--- GIVEN DATA ---

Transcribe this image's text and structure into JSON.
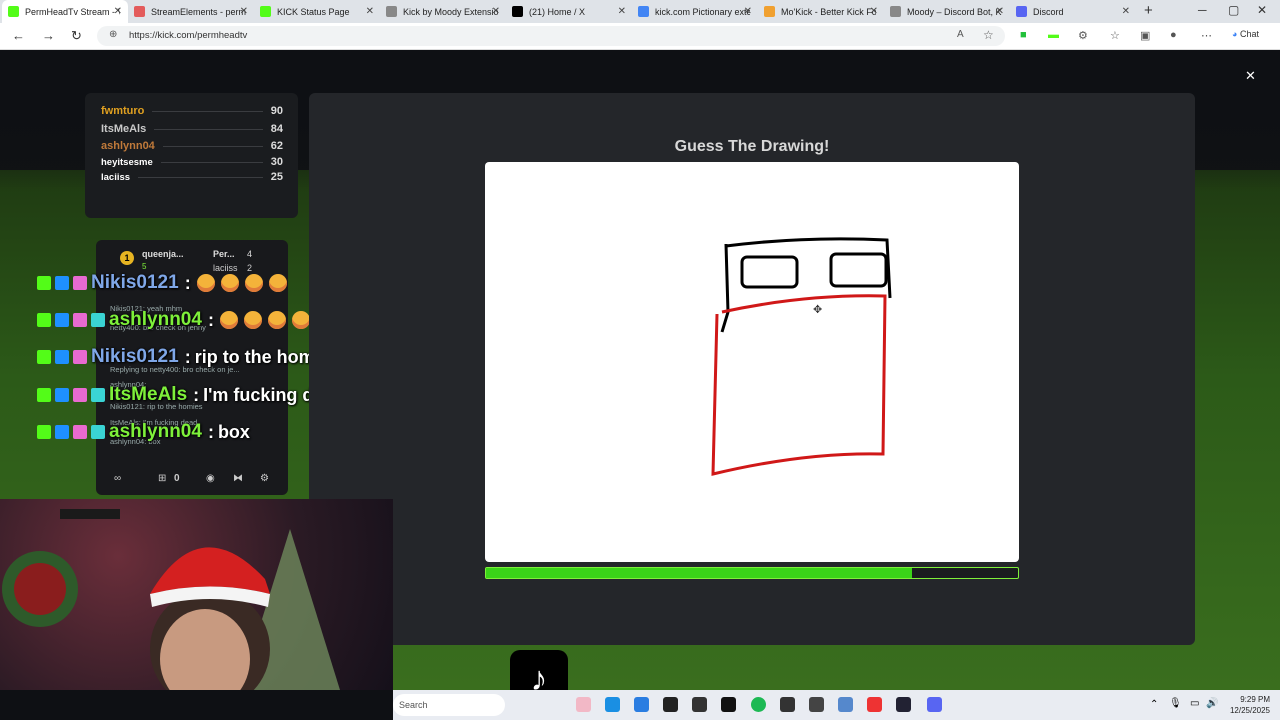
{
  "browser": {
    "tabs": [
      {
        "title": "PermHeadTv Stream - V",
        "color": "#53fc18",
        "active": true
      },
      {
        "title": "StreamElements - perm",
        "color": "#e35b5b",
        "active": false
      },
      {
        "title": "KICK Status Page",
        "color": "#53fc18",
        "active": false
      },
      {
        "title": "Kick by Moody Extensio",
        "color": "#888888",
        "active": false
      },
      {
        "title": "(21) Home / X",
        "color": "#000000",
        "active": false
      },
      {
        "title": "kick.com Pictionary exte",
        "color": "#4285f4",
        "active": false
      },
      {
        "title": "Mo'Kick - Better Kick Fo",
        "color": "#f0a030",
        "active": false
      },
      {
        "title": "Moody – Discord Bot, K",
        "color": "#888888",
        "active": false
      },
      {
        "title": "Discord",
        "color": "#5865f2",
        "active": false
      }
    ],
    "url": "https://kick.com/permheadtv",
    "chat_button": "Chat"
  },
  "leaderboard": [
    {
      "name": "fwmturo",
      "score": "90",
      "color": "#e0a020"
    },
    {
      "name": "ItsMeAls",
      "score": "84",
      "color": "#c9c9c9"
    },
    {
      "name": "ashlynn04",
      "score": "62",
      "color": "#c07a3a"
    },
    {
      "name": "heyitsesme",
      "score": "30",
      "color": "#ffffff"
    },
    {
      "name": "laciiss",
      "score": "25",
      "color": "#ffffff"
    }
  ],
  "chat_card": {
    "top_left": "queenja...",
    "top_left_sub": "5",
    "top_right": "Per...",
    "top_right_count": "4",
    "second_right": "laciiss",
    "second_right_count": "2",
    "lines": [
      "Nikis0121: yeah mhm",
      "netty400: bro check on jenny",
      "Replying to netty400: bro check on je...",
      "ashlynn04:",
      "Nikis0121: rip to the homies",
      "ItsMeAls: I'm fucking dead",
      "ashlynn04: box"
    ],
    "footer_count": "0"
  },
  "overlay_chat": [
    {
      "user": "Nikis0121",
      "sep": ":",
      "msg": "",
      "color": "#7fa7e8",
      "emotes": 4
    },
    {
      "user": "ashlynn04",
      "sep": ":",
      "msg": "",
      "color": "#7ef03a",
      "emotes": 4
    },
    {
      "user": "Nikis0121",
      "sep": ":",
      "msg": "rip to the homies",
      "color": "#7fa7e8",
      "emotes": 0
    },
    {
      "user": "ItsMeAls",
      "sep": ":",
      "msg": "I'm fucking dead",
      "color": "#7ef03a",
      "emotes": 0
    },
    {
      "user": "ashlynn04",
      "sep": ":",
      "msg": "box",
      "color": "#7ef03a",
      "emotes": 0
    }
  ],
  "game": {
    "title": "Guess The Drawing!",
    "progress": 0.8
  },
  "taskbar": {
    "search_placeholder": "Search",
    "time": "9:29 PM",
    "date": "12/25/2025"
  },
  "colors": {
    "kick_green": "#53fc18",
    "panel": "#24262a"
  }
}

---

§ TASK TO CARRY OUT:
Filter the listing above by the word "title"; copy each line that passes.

§ RESPONSE BELOW:
        "title": "PermHeadTv Stream - V",
        "title": "StreamElements - perm",
        "title": "KICK Status Page",
        "title": "Kick by Moody Extensio",
        "title": "(21) Home / X",
        "title": "kick.com Pictionary exte",
        "title": "Mo'Kick - Better Kick Fo",
        "title": "Moody – Discord Bot, K",
        "title": "Discord",
    "title": "Guess The Drawing!",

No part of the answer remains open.